White Box Testing Best Practices

All offensive security tests should be approached with certain best practices in mind; White Box Testing is no different than Black or Gray Box Testing in that regard. To conduct effective White Box Tests, it is important to follow best practices to ensure thorough and accurate results. Some of the top best practices you should use when approaching a White Box Test include:

  • Define the assessment’s objects and scope in a clear, documented medium. Additionally, understand testing outcome goals.
  • Gather comprehensive information on systems and applications before conducting the test. Review documentation prior to engagement.
  • Establish proper rules of engagement and communication lines before engaging with active systems.

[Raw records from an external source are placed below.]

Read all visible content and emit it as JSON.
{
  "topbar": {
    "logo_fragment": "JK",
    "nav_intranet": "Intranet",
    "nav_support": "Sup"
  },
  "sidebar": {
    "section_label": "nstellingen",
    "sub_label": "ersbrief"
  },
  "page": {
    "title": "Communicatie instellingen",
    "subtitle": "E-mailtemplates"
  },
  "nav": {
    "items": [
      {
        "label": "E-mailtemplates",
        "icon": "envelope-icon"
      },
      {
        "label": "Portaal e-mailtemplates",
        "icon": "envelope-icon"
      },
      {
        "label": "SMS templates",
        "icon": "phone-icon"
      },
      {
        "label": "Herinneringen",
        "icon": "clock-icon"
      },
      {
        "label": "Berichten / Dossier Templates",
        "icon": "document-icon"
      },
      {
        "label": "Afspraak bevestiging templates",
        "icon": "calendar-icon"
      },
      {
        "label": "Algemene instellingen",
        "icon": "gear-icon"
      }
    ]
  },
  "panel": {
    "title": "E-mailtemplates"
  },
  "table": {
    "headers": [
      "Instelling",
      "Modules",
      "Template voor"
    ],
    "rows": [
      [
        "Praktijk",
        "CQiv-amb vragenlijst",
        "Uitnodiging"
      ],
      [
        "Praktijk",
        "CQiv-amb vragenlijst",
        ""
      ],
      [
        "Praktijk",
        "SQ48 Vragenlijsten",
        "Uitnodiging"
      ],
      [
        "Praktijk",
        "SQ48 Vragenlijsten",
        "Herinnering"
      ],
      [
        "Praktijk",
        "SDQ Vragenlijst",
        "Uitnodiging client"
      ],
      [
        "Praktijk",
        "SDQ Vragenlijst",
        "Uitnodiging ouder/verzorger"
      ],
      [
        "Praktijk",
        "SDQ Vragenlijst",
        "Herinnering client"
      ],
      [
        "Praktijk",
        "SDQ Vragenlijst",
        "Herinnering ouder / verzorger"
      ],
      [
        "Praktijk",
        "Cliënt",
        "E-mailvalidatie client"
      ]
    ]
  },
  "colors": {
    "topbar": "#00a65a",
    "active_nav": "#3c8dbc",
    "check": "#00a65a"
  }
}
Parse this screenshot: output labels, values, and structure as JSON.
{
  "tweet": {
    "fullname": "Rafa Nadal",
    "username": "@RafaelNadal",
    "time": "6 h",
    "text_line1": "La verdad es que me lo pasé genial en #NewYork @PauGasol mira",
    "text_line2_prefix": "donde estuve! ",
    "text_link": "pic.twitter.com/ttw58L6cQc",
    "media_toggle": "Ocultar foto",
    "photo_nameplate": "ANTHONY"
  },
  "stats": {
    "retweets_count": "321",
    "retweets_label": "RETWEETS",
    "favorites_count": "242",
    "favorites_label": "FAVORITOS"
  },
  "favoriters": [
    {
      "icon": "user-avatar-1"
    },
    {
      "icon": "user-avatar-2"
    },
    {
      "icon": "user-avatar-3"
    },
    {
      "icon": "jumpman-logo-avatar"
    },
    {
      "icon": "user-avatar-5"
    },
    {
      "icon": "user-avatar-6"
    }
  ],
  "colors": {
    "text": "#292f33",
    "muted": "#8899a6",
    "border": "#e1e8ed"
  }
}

Ensure all stakeholders are aware of testing activities, third parties included if necessary.
  • Develop a thought-out testing plan, including timeframes and activity window(s). This plan should also include guidance for milestones and deliverables.
  • Compare and contrast static vs dynamic needs and involvement in the test. Identify the proper time to conduct one versus the other.
  • Approve or disprove fuzzing techniques against critical systems. Certain fuzzing techniques can pose risks of system disruption or availability. Ensure proper steps are identified if a critical system goes down.
  • Generate comprehensive findings reports with actionable remediation recommendations. Maintain open and effective communication after the test to improve security posture continuously.

Following these best practices will ensure that your tests are thorough, effective, and valuable to enhancing your organization’s security posture. These will also minimize the different risks of a White Box Test in both security and resource respects.


White Box Testing can be a powerful method to gain results from employing offensive security techniques within your environment. Having full access to internal details and systems allows you to accurately test for security vulnerabilities in your environment's most important areas or critical systems.

Knowing the difference between White Box, Gray Box, and Black Box testing and the different pros and cons of White Box Testing can ensure you employ the best testing tactic for your organization’s needs. If you want to learn more about White Box Testing and how you can improve your skills consider these courses or join StationX’s Accelerator program!

Frequently Asked Questions

Level Up in Cyber Security: Join Our Membership Today!

vip cta image
vip cta details
  • StationX Team

    We are a UK-based cyber security training and career development platform established in 1999. We have over 500,000 students in 195 countries. We empower the next generation of professionals to reach their highest career potential.